One day while cooking with my son I had the Great British Bake Off playing on my laptop. The challenge was for the bakers to make "self-saucing puddings", something like a molten chocolate cake. He was totally enthralled by the idea of little cakes that makes their own sauce and for days went around in a silly British voice saying "Self-saucing puddings!". He cracked me up. So these little cakes are for my oldest. My way of connecting with him and finding something for us to talk about. I'll take whatever I can get. And if it comes with a silly accent, all the better in my opinion.
Lemon Pudding Cake
Makes 6 individual cakes or 1 2-quart cake
For the recipe, click here.
These little cakes are one of my favorite desserts for company. They're so surprising- the light, almost souffle like cake rests atop a silky smooth sauce at the bottom like a layer of pudding or curd. They are bright and tart, a perfect use for the winter citrus and just the right sort of pick me up on grey days. The cakes can be made in ramekins for individual servings or in a single baking dish to serve family style. One tip: don't skip the step where you rub the lemon zest into the sugar. It really is the key to getting as much lemon flavor as possible into the cake.
3/4 cup sugar
1 tbs lemon zest
3 eggs, separated
2 tbs butter, room temperature
1 cup milk
1/3 cup freshly squeezed lemon juice
1/3 cup all purpose flour
Also needed: several cups of hot water and a roasting pan.
Preheat your oven to 350 degrees. Butter 6 6-ounce ramekins or a 2 quart baking dish.
Mix together the sugar and lemon zest in a small bowl. With the tips of your fingers gently rub the zest into the sugar to release all of the oils in the zest. Set aside.
In the bowl of a stand mixer (this can also be done by hand) whisk together the egg yolks and butter until the butter is well blended. Add the sugar mixture to the bowl and continue whisking until the mixture lightens in color and becomes thick. Mix in the milk and lemon juice just until incorporated and then stir in the flour.
In a clean, separate bowl whisk the egg whites until they form stiff peaks. Gently fold the egg whites into the rest of the batter being careful not to deflate the air in the egg whites. Pour the batter into the ramekins or baking dish.

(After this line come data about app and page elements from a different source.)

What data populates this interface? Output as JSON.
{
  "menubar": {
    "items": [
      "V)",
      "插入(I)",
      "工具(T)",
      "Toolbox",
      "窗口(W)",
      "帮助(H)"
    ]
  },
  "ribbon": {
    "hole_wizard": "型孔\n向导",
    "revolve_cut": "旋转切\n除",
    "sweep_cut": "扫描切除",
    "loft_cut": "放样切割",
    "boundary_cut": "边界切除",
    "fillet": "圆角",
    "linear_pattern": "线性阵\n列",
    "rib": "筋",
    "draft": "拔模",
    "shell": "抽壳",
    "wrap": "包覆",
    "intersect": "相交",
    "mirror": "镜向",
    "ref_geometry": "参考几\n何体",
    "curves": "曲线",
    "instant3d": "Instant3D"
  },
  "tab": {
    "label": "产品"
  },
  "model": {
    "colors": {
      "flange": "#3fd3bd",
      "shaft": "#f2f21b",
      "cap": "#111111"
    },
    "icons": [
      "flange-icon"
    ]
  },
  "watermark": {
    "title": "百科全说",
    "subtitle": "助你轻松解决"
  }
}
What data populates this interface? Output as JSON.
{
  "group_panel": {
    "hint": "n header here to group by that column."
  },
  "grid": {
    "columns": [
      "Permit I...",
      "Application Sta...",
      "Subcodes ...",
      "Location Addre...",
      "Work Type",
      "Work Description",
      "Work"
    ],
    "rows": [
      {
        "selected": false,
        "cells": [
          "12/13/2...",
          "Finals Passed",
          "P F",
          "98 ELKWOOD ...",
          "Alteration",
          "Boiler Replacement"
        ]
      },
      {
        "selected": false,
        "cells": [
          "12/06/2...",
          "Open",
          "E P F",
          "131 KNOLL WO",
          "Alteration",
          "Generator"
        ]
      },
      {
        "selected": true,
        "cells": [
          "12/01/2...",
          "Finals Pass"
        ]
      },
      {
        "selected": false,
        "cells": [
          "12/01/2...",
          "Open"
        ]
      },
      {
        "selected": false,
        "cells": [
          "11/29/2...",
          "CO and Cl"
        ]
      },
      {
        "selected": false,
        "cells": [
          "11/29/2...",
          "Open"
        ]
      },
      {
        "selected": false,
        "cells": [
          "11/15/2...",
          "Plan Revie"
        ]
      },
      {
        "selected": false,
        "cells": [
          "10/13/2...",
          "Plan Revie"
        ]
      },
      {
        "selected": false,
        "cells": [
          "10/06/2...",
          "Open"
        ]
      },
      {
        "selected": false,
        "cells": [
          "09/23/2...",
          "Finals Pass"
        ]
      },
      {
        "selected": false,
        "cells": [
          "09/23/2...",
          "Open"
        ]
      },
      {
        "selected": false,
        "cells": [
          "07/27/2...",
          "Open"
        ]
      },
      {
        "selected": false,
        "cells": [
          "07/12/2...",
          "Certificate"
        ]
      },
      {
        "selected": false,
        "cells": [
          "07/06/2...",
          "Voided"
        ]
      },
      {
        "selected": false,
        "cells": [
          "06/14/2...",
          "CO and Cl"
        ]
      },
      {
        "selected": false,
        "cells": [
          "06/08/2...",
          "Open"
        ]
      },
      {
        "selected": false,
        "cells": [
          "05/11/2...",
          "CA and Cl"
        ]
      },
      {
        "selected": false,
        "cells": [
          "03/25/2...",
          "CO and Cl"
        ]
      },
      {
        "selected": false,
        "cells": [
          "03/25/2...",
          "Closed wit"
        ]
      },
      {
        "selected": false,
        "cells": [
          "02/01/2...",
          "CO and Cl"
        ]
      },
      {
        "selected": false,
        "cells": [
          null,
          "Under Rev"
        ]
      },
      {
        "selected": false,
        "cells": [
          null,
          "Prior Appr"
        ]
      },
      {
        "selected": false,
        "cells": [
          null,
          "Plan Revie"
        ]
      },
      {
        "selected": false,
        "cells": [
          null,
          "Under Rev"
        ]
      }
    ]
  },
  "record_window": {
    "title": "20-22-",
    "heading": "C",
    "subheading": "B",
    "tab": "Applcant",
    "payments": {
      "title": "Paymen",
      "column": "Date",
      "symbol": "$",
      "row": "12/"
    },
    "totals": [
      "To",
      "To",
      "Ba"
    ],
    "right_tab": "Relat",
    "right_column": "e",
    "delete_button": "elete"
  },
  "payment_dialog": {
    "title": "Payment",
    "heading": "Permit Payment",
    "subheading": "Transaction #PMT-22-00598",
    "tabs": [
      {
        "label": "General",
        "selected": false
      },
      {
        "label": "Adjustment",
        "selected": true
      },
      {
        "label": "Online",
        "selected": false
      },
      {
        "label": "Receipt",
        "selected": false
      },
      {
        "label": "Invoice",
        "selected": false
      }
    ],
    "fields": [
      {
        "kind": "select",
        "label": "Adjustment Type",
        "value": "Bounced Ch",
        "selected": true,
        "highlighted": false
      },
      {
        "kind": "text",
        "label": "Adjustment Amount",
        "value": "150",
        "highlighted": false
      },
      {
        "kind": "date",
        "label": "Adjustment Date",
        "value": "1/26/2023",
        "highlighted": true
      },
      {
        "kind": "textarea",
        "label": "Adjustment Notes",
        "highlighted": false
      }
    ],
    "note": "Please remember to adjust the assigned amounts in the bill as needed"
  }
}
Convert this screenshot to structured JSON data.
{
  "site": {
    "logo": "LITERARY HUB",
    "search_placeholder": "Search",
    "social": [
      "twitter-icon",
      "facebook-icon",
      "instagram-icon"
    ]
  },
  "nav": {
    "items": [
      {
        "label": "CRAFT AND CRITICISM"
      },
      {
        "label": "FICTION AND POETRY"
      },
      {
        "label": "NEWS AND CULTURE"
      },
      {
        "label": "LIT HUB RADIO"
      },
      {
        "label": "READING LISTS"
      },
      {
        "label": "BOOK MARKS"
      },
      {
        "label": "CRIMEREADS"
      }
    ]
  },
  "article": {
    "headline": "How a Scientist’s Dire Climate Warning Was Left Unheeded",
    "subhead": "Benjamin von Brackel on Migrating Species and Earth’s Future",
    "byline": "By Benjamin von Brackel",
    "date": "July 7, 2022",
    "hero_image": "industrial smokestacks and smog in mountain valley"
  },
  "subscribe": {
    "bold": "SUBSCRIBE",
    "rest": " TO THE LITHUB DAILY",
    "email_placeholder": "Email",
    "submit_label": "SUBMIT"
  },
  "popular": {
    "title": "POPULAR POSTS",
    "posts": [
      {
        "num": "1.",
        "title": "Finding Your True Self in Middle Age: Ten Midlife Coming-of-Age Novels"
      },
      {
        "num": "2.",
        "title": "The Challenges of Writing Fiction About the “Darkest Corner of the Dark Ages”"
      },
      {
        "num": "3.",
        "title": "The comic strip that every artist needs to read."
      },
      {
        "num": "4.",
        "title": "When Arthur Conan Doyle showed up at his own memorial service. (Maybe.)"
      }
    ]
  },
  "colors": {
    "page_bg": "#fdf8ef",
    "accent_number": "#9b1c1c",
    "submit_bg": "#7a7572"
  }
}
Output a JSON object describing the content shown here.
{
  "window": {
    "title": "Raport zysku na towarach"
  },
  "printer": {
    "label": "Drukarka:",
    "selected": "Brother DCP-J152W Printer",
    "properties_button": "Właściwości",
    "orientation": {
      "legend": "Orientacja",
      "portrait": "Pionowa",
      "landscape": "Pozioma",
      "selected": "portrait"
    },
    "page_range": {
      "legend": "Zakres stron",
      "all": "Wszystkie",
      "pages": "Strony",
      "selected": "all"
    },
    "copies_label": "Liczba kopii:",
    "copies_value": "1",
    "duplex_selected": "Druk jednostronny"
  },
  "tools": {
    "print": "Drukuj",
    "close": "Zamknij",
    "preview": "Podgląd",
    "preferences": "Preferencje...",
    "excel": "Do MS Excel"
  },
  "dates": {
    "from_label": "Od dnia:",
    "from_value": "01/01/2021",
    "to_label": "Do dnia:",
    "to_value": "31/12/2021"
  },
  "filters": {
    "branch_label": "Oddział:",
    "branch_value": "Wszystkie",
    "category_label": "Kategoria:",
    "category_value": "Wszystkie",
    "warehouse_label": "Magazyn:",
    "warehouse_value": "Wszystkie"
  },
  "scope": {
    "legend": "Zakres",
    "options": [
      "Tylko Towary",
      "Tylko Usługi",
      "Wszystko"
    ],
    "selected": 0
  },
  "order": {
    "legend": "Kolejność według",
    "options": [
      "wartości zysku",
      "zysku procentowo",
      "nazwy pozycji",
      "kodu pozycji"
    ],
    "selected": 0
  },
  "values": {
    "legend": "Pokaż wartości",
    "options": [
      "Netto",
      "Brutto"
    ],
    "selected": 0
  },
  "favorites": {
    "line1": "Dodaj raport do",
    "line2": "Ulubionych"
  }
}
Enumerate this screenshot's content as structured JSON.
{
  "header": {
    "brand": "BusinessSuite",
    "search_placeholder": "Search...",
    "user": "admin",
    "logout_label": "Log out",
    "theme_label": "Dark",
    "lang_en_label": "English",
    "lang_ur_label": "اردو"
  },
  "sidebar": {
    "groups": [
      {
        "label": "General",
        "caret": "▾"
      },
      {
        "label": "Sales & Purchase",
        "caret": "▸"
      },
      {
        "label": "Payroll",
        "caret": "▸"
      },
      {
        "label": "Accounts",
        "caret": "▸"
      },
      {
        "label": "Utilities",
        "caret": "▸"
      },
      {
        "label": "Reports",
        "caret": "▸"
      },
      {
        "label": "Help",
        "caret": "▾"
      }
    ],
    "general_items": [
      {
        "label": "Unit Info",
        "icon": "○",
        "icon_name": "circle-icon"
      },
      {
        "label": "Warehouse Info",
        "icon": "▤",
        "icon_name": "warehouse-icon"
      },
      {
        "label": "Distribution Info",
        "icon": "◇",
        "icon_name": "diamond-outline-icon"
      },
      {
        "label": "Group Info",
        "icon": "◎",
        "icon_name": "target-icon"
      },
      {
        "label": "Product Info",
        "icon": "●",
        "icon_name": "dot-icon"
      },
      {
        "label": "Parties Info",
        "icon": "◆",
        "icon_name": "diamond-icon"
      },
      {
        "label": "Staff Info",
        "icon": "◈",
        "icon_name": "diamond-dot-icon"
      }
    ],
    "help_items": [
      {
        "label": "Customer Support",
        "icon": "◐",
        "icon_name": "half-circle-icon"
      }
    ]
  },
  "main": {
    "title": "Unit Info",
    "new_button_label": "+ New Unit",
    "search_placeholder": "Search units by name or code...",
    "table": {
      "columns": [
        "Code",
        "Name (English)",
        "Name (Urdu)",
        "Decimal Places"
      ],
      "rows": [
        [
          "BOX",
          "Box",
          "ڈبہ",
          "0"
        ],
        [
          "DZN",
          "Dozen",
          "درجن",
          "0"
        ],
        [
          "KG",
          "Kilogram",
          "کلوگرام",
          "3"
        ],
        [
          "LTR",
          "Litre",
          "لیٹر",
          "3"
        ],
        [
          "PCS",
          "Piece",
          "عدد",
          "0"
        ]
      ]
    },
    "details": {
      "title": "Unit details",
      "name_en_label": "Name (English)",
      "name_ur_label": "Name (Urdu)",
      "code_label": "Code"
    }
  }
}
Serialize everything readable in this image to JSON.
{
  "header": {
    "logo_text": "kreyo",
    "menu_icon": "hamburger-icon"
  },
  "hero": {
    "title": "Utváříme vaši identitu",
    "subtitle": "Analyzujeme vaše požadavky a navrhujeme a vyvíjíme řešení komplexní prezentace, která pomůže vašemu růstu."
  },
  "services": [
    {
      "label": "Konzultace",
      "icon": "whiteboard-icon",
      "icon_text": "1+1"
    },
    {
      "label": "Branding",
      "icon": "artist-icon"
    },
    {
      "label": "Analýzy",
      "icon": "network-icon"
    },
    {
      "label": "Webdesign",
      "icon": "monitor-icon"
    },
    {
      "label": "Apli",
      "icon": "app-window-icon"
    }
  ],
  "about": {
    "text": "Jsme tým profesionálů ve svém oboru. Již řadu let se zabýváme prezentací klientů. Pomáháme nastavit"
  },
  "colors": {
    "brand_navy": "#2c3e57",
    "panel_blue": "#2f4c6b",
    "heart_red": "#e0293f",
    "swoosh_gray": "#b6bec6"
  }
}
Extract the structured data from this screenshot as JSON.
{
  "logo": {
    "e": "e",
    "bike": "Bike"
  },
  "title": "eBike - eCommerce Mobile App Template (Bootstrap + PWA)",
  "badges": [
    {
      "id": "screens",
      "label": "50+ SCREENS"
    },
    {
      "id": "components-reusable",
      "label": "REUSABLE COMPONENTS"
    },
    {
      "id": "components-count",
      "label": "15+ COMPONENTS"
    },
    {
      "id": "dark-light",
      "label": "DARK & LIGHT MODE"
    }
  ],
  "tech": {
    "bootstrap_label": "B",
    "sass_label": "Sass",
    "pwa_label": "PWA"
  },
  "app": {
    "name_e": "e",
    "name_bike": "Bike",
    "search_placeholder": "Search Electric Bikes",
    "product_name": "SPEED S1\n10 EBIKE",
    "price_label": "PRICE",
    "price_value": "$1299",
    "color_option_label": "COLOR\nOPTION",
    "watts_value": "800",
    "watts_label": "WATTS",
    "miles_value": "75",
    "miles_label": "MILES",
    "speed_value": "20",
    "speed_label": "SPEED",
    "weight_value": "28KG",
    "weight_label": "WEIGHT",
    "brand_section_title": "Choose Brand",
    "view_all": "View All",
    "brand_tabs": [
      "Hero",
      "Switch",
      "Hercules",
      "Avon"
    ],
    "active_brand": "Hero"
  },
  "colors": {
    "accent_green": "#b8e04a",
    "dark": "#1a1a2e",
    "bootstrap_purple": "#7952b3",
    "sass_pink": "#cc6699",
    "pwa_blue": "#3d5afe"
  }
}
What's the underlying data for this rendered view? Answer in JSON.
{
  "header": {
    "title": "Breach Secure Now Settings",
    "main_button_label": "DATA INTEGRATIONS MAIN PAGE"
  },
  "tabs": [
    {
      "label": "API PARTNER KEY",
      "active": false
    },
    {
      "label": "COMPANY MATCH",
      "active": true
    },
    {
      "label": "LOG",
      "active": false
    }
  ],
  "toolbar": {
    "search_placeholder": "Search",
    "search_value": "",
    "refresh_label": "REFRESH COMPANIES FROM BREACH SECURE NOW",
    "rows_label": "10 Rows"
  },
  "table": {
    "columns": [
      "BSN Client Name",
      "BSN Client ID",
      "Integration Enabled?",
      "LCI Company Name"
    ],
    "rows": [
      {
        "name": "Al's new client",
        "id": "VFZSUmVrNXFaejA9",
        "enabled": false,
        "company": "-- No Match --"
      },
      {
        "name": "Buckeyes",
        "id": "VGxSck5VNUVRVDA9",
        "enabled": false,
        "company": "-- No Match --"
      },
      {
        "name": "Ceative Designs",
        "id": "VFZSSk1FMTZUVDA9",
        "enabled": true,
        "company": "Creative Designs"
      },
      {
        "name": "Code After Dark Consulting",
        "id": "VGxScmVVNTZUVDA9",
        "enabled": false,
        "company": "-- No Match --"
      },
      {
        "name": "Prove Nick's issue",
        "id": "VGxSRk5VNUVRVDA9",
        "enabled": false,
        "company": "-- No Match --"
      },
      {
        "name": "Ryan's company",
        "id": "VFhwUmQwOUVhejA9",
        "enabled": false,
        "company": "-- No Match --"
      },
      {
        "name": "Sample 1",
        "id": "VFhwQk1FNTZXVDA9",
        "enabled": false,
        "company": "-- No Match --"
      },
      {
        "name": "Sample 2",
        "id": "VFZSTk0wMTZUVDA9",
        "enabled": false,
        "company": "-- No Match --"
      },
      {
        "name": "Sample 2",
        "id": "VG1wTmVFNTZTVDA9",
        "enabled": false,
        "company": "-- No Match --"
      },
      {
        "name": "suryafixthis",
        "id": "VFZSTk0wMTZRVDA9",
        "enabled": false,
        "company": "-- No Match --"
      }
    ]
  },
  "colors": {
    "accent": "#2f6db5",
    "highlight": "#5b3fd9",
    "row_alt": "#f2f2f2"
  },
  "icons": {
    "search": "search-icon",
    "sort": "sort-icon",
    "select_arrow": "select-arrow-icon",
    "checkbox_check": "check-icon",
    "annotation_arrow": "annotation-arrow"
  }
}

Set the ramekins or baking dish into the roasting pan and pour the hot water into the roasting pan until it comes halfway up the sides of your baking dish/ramekins. Carefully so as not to get water in the batter, place the roasting pan in the oven. Bake for 30-35 minutes. The tops will be golden and puffed and feel just firm to the touch. Remove from the oven and cool for 20 minutes on a wire rack. Serve warm.